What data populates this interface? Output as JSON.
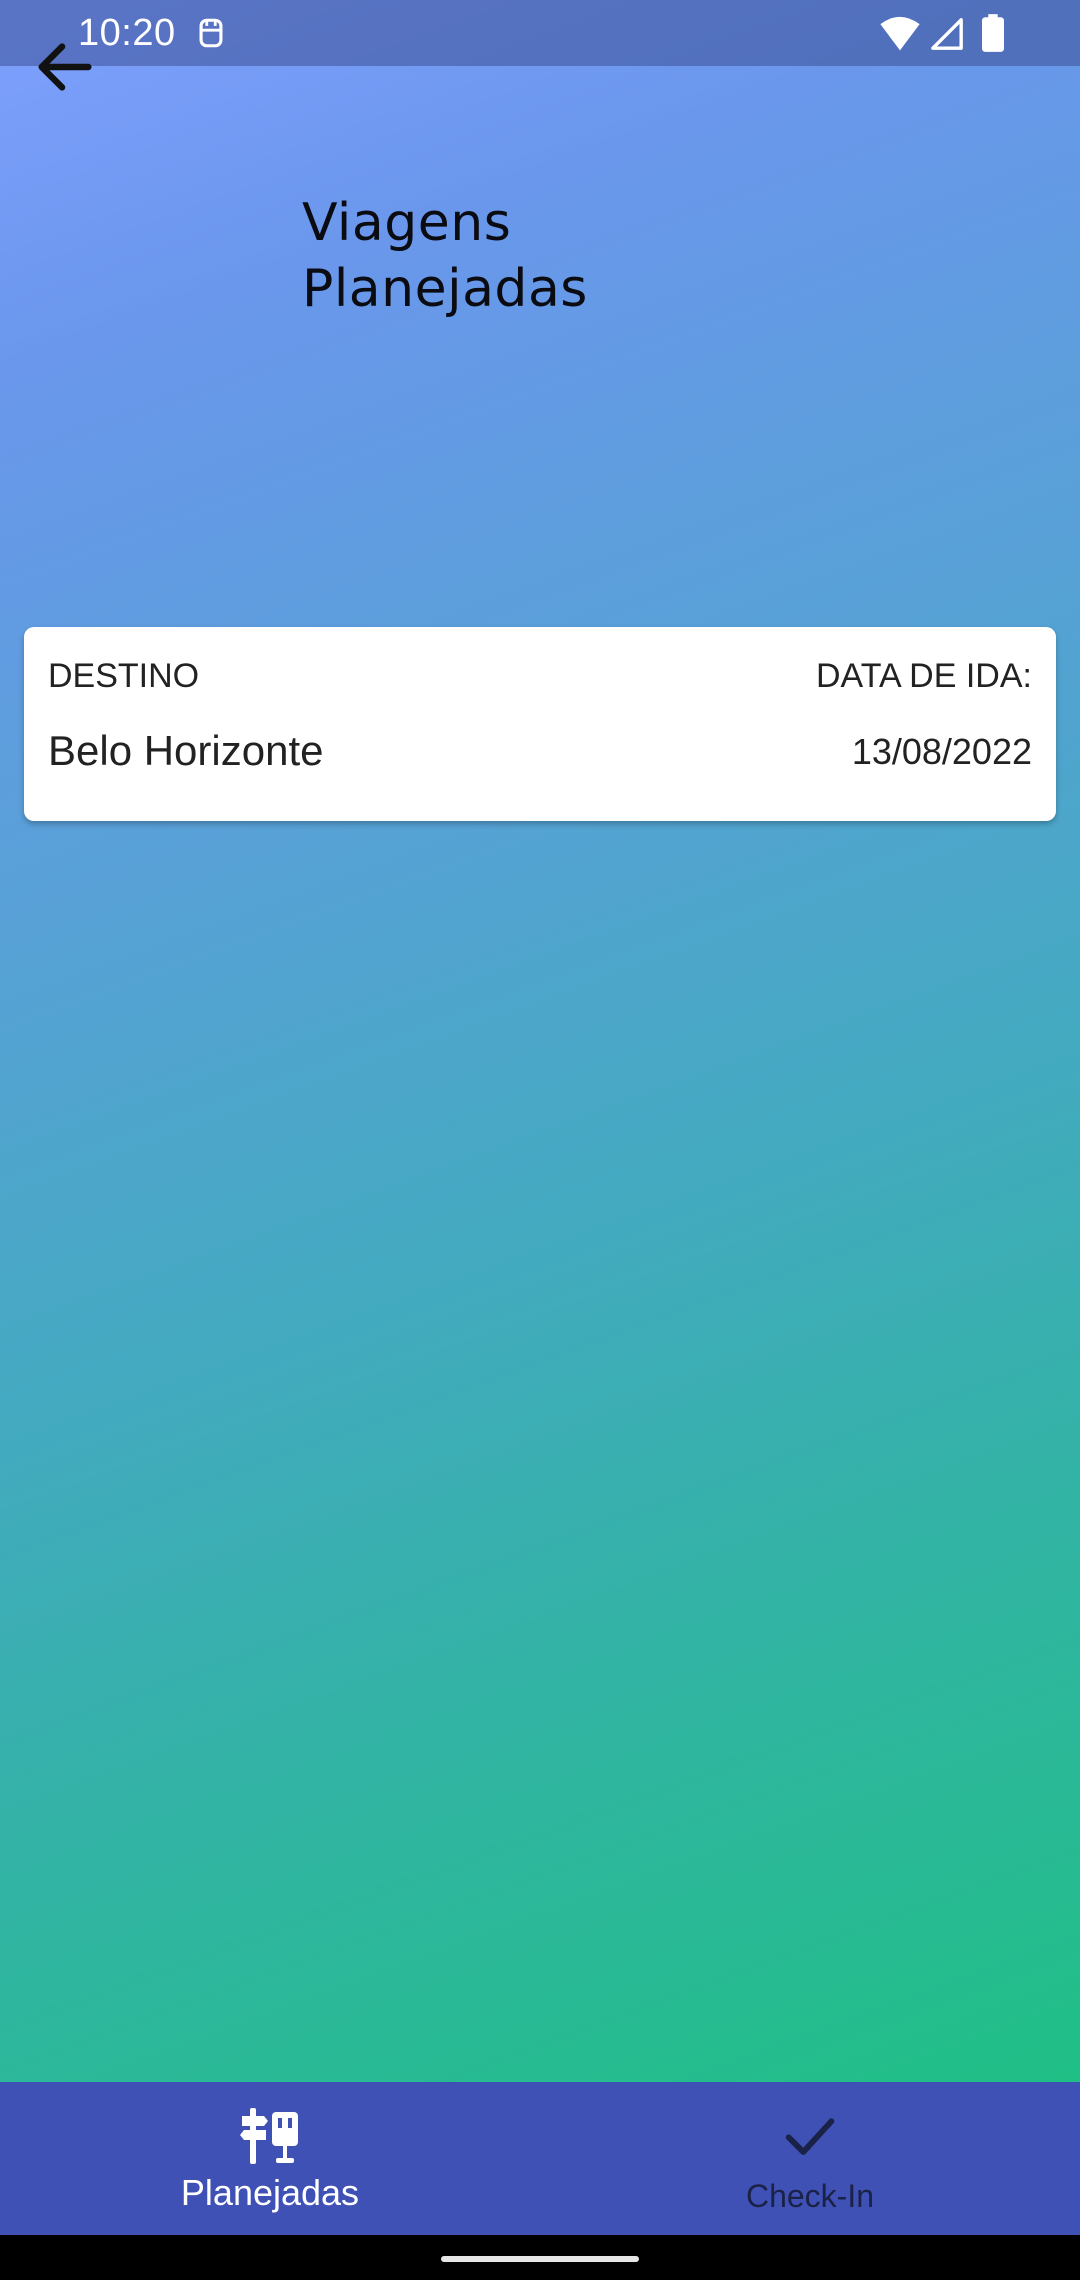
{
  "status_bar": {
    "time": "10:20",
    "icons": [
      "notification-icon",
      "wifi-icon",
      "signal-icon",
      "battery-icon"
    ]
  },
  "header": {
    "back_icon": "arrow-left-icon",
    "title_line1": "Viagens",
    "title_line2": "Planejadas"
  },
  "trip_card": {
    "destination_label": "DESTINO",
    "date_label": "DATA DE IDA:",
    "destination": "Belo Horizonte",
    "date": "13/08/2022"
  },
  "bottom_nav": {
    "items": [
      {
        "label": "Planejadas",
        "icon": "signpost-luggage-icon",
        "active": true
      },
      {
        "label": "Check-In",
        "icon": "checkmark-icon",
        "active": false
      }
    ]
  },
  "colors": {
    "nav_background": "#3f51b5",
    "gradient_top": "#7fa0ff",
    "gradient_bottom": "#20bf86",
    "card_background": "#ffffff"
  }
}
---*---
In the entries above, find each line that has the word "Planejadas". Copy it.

    "title_line2": "Planejadas"
        "label": "Planejadas",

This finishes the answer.